(Data)

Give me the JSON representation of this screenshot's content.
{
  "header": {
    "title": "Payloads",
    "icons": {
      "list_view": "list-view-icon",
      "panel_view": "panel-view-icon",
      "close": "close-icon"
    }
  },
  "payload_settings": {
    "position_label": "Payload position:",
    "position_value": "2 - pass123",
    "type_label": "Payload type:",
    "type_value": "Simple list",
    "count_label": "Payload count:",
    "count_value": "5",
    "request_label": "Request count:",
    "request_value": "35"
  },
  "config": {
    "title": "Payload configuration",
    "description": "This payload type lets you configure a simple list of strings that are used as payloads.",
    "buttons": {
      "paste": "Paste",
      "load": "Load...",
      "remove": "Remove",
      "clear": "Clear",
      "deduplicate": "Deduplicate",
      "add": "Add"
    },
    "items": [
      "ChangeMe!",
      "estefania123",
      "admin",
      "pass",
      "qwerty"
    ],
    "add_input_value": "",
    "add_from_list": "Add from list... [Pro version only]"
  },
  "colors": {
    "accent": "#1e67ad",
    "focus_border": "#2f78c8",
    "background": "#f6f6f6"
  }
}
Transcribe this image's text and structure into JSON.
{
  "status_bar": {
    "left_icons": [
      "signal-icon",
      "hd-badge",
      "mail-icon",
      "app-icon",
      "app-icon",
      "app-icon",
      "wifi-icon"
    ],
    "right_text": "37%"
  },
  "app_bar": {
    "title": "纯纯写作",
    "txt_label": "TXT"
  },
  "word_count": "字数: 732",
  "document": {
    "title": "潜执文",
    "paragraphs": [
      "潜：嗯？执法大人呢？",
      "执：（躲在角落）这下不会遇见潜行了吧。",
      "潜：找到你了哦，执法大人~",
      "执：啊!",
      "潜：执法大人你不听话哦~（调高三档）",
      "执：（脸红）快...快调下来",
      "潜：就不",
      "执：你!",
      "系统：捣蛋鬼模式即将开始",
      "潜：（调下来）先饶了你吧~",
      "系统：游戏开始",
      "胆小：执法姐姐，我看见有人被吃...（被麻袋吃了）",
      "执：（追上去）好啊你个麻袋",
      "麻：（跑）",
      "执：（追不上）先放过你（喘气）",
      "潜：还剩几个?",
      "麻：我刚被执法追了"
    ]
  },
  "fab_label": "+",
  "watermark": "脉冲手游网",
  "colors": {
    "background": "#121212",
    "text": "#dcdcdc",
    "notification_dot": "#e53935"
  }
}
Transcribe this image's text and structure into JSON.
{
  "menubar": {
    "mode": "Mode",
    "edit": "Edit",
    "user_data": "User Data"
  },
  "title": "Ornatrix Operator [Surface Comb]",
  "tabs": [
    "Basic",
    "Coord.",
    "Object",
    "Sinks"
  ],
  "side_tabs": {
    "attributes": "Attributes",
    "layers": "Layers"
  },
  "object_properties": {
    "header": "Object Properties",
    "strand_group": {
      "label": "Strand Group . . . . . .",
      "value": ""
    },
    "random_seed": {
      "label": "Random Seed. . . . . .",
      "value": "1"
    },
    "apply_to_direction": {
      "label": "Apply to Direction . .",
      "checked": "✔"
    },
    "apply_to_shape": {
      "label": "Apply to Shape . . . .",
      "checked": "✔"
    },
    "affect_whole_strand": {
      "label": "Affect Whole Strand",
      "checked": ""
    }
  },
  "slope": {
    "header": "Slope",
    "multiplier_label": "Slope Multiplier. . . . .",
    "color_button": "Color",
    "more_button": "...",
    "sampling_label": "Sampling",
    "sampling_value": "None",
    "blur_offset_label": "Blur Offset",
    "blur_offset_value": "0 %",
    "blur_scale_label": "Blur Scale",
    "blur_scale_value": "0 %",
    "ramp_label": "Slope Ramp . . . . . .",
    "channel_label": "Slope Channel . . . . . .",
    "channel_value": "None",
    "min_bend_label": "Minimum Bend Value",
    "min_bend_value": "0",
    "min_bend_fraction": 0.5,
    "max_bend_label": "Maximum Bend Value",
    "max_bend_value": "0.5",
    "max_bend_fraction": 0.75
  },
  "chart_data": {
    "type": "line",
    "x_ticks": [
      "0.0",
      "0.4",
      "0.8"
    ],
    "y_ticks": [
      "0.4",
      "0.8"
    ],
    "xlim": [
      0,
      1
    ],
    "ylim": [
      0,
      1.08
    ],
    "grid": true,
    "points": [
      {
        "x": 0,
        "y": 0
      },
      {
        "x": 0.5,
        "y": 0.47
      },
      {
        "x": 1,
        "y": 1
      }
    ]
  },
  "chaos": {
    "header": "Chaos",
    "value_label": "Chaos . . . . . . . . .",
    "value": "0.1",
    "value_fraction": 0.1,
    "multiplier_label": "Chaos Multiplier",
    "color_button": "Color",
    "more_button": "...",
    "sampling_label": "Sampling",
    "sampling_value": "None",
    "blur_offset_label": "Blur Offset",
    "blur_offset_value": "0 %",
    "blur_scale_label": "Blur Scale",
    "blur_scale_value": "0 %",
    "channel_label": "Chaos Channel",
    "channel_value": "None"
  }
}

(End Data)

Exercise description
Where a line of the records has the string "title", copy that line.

Expected answer
    "title": "Payloads",
    "title": "Payload configuration",
    "title": "纯纯写作",
    "title": "潜执文",
  "title": "Ornatrix Operator [Surface Comb]",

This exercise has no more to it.